◆ **Records supplied**
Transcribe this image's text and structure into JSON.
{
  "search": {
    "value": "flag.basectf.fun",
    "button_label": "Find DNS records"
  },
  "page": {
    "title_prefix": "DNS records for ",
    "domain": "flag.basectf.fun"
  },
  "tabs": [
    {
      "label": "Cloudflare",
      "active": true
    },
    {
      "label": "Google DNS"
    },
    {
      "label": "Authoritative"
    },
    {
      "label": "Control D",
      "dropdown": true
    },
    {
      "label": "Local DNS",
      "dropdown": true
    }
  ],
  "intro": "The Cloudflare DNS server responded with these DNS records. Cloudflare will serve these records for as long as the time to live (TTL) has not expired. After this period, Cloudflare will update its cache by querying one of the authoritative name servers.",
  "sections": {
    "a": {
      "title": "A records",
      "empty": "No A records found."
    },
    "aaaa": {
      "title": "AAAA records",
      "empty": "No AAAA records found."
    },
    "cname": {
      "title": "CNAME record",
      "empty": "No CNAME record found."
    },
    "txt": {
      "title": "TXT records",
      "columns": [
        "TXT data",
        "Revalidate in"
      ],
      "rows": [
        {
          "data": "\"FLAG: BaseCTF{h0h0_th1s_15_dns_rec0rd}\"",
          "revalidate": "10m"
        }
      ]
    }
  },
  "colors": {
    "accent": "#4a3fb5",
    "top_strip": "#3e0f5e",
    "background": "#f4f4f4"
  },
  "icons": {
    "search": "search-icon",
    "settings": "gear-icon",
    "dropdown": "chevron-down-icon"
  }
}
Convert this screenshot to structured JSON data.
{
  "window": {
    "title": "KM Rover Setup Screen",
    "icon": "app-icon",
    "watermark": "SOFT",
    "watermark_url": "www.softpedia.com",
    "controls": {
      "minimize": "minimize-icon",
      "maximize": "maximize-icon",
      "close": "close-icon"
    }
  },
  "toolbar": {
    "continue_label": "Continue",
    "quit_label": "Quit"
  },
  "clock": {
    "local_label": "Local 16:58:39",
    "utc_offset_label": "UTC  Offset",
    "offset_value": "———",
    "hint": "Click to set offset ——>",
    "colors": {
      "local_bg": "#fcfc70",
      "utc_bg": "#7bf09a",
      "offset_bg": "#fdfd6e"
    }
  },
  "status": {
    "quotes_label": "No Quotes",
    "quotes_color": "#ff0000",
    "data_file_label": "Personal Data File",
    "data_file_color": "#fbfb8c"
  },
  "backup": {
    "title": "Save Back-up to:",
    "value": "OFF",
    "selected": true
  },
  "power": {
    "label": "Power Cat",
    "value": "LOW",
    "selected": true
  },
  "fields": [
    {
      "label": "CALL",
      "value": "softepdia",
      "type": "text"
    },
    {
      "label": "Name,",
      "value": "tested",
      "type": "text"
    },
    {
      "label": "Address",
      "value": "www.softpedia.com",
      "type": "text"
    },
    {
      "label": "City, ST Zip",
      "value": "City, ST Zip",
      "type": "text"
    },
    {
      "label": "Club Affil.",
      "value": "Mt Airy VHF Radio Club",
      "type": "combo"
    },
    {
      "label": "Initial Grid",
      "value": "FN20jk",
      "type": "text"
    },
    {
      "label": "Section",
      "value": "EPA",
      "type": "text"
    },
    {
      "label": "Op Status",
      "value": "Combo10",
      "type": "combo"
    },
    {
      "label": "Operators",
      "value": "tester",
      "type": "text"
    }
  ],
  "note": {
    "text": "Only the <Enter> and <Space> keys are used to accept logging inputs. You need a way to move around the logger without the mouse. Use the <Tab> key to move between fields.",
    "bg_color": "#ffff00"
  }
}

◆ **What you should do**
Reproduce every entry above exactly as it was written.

◆ **Exercise answer**
Transcribe this image's text and structure into JSON.
{
  "search": {
    "value": "flag.basectf.fun",
    "button_label": "Find DNS records"
  },
  "page": {
    "title_prefix": "DNS records for ",
    "domain": "flag.basectf.fun"
  },
  "tabs": [
    {
      "label": "Cloudflare",
      "active": true
    },
    {
      "label": "Google DNS"
    },
    {
      "label": "Authoritative"
    },
    {
      "label": "Control D",
      "dropdown": true
    },
    {
      "label": "Local DNS",
      "dropdown": true
    }
  ],
  "intro": "The Cloudflare DNS server responded with these DNS records. Cloudflare will serve these records for as long as the time to live (TTL) has not expired. After this period, Cloudflare will update its cache by querying one of the authoritative name servers.",
  "sections": {
    "a": {
      "title": "A records",
      "empty": "No A records found."
    },
    "aaaa": {
      "title": "AAAA records",
      "empty": "No AAAA records found."
    },
    "cname": {
      "title": "CNAME record",
      "empty": "No CNAME record found."
    },
    "txt": {
      "title": "TXT records",
      "columns": [
        "TXT data",
        "Revalidate in"
      ],
      "rows": [
        {
          "data": "\"FLAG: BaseCTF{h0h0_th1s_15_dns_rec0rd}\"",
          "revalidate": "10m"
        }
      ]
    }
  },
  "colors": {
    "accent": "#4a3fb5",
    "top_strip": "#3e0f5e",
    "background": "#f4f4f4"
  },
  "icons": {
    "search": "search-icon",
    "settings": "gear-icon",
    "dropdown": "chevron-down-icon"
  }
}
Convert this screenshot to structured JSON data.
{
  "window": {
    "title": "KM Rover Setup Screen",
    "icon": "app-icon",
    "watermark": "SOFT",
    "watermark_url": "www.softpedia.com",
    "controls": {
      "minimize": "minimize-icon",
      "maximize": "maximize-icon",
      "close": "close-icon"
    }
  },
  "toolbar": {
    "continue_label": "Continue",
    "quit_label": "Quit"
  },
  "clock": {
    "local_label": "Local 16:58:39",
    "utc_offset_label": "UTC  Offset",
    "offset_value": "———",
    "hint": "Click to set offset ——>",
    "colors": {
      "local_bg": "#fcfc70",
      "utc_bg": "#7bf09a",
      "offset_bg": "#fdfd6e"
    }
  },
  "status": {
    "quotes_label": "No Quotes",
    "quotes_color": "#ff0000",
    "data_file_label": "Personal Data File",
    "data_file_color": "#fbfb8c"
  },
  "backup": {
    "title": "Save Back-up to:",
    "value": "OFF",
    "selected": true
  },
  "power": {
    "label": "Power Cat",
    "value": "LOW",
    "selected": true
  },
  "fields": [
    {
      "label": "CALL",
      "value": "softepdia",
      "type": "text"
    },
    {
      "label": "Name,",
      "value": "tested",
      "type": "text"
    },
    {
      "label": "Address",
      "value": "www.softpedia.com",
      "type": "text"
    },
    {
      "label": "City, ST Zip",
      "value": "City, ST Zip",
      "type": "text"
    },
    {
      "label": "Club Affil.",
      "value": "Mt Airy VHF Radio Club",
      "type": "combo"
    },
    {
      "label": "Initial Grid",
      "value": "FN20jk",
      "type": "text"
    },
    {
      "label": "Section",
      "value": "EPA",
      "type": "text"
    },
    {
      "label": "Op Status",
      "value": "Combo10",
      "type": "combo"
    },
    {
      "label": "Operators",
      "value": "tester",
      "type": "text"
    }
  ],
  "note": {
    "text": "Only the <Enter> and <Space> keys are used to accept logging inputs. You need a way to move around the logger without the mouse. Use the <Tab> key to move between fields.",
    "bg_color": "#ffff00"
  }
}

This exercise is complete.